» AIM OF THE TASK
Tally the lines in the data that follows that include the word "settings", and report nothing but the total.

» DATA SHOWN
↓↓↓
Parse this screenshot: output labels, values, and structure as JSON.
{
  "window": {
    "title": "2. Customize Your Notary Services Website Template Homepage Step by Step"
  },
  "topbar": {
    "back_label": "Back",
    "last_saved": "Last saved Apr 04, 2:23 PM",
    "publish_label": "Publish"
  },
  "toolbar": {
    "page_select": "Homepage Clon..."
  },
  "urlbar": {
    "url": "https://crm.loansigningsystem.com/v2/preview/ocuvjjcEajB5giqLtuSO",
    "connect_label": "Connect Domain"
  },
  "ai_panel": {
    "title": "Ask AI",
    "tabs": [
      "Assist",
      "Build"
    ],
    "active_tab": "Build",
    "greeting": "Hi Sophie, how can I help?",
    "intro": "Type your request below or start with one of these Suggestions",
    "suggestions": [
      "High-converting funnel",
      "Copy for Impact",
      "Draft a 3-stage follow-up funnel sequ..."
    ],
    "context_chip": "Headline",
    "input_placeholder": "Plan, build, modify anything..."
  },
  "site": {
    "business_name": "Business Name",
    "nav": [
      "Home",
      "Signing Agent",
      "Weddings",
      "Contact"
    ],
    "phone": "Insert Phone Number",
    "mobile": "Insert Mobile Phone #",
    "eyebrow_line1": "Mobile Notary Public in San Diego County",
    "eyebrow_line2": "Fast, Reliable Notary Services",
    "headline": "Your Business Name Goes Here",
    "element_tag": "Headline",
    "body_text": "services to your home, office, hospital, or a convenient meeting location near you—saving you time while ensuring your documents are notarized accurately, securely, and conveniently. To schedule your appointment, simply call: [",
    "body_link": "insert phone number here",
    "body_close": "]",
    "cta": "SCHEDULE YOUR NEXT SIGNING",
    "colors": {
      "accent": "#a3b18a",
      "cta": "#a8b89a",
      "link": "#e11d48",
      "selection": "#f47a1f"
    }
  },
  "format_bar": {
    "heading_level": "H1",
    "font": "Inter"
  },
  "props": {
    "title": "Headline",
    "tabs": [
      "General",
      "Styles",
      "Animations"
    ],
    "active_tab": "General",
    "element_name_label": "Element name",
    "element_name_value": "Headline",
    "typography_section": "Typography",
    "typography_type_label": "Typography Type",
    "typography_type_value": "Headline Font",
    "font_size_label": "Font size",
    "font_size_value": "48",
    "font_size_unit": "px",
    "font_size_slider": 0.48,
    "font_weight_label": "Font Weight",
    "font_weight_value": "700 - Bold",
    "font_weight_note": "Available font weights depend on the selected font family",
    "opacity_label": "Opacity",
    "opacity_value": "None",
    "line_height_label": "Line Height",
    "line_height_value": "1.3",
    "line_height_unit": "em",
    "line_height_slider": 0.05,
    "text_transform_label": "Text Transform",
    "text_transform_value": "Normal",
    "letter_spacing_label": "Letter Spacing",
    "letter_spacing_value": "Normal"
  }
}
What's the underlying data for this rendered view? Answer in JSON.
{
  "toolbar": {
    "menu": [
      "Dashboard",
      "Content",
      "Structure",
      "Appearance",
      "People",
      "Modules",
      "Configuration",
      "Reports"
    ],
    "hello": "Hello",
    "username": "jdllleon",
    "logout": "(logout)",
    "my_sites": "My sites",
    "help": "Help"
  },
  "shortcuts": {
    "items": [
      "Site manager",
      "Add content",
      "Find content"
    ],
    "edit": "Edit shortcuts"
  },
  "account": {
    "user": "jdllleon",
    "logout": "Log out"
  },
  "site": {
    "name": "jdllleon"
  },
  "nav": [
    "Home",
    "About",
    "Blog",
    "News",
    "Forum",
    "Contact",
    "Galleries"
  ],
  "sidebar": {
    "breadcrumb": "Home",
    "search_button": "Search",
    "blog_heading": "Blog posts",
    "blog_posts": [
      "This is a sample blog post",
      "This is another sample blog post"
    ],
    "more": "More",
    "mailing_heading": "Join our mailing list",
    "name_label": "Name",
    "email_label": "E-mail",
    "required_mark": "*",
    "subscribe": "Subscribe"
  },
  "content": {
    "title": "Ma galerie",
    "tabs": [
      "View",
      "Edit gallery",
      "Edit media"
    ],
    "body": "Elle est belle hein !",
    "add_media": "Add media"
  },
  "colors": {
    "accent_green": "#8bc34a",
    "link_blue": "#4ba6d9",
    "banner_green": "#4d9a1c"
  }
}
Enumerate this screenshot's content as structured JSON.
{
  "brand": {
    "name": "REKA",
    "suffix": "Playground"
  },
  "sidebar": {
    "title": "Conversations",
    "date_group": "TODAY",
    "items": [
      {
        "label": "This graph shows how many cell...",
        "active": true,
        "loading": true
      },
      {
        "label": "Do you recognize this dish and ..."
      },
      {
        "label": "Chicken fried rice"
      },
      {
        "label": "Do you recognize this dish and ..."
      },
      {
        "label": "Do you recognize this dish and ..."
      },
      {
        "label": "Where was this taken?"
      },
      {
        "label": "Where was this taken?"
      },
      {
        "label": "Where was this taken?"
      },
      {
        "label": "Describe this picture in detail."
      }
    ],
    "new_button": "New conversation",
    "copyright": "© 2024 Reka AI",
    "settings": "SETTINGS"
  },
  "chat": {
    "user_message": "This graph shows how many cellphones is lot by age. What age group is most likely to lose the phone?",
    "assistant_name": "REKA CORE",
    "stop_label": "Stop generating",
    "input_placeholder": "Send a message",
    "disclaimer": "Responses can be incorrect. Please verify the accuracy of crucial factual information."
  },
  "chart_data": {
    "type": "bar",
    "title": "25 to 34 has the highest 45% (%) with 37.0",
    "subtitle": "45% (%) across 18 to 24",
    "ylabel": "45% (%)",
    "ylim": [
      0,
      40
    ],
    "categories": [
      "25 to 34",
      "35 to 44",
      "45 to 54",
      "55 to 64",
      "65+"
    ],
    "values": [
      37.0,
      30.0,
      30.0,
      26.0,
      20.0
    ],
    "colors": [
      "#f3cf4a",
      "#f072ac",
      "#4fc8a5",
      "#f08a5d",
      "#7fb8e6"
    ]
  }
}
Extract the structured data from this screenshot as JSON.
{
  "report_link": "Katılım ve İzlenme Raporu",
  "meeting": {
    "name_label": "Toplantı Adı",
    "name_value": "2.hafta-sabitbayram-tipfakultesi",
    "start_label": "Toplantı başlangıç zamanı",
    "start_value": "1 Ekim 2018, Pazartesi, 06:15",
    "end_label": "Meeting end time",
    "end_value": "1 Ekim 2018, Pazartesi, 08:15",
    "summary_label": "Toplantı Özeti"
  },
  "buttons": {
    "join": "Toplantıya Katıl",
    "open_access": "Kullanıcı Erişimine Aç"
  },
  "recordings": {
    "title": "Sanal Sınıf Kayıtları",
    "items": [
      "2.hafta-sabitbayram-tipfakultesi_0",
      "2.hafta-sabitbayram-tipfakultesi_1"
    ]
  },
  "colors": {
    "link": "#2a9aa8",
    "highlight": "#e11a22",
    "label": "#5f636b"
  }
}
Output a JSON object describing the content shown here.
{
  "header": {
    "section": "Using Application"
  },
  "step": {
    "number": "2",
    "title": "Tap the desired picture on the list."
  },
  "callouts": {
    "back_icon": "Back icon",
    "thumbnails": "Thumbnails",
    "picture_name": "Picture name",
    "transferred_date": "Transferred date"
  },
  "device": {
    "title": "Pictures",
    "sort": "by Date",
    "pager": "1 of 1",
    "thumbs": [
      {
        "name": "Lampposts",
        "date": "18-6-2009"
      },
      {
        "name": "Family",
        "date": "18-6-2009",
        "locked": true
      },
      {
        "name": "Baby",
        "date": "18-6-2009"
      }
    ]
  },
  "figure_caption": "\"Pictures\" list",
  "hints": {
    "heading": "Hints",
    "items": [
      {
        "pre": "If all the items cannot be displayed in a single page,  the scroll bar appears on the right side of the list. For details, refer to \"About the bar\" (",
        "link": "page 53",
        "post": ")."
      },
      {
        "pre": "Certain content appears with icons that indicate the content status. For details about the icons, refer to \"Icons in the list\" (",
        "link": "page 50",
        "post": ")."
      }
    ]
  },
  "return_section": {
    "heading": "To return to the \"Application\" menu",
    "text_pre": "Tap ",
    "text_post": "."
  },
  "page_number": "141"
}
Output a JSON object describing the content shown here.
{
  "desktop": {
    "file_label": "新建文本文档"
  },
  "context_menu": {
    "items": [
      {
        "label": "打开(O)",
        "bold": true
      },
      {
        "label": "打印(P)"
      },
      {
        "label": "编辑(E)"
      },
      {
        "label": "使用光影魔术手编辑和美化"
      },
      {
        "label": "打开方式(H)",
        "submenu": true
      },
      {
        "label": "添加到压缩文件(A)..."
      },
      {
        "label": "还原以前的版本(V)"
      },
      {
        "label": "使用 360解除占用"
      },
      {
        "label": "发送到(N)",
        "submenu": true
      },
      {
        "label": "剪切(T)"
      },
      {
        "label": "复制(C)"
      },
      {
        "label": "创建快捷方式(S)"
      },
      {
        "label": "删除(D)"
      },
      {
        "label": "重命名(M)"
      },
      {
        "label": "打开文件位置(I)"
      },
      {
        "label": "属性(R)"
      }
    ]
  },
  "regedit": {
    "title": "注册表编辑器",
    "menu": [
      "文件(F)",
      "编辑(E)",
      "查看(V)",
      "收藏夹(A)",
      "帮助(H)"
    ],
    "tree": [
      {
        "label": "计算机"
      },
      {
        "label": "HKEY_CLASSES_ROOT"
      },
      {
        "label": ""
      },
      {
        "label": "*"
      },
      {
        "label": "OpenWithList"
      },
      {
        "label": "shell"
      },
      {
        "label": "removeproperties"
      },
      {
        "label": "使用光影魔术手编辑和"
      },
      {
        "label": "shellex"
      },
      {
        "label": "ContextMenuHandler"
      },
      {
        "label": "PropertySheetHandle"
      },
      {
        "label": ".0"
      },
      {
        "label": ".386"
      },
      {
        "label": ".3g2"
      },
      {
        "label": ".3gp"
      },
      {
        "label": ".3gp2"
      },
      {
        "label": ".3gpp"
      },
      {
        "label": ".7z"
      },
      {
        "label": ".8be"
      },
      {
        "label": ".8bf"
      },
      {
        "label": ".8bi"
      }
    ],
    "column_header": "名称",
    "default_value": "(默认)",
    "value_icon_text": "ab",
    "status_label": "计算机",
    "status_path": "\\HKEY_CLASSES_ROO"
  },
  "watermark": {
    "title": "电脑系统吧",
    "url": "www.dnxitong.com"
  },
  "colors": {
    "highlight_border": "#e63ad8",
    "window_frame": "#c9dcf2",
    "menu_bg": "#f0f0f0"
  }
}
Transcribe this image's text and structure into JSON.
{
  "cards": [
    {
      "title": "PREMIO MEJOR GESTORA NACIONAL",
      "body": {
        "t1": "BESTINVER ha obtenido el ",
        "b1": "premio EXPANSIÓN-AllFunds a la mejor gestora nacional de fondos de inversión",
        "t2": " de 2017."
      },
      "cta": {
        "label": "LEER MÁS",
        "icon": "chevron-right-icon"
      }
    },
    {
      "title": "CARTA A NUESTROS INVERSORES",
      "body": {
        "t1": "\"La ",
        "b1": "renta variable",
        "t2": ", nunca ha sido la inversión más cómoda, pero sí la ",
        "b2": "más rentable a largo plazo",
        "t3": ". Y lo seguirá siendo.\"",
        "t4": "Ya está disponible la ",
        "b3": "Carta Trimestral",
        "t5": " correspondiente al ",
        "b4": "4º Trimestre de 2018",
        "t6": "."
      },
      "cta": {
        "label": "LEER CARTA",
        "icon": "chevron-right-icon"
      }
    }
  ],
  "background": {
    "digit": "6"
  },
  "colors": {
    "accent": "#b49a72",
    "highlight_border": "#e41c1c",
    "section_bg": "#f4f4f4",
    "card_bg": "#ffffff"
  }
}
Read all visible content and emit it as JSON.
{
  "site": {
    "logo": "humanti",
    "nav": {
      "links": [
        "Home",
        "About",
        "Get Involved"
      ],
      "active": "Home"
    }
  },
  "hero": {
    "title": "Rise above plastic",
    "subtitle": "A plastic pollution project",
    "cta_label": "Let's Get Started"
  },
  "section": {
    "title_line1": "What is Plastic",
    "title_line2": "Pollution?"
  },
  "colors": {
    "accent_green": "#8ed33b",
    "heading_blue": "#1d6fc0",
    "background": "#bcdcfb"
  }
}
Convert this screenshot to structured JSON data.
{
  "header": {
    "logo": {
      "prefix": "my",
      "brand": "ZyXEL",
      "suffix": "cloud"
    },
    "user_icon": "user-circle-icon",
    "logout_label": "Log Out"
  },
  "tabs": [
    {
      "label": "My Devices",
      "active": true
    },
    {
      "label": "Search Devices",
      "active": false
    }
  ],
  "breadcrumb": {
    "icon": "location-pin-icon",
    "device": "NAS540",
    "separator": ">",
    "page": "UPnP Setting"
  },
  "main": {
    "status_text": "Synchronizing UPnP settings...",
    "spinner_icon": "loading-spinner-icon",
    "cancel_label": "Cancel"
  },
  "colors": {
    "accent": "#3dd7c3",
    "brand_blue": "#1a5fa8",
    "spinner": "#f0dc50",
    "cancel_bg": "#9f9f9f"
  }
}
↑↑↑
» RESPONSE TO THIS EXERCISE
2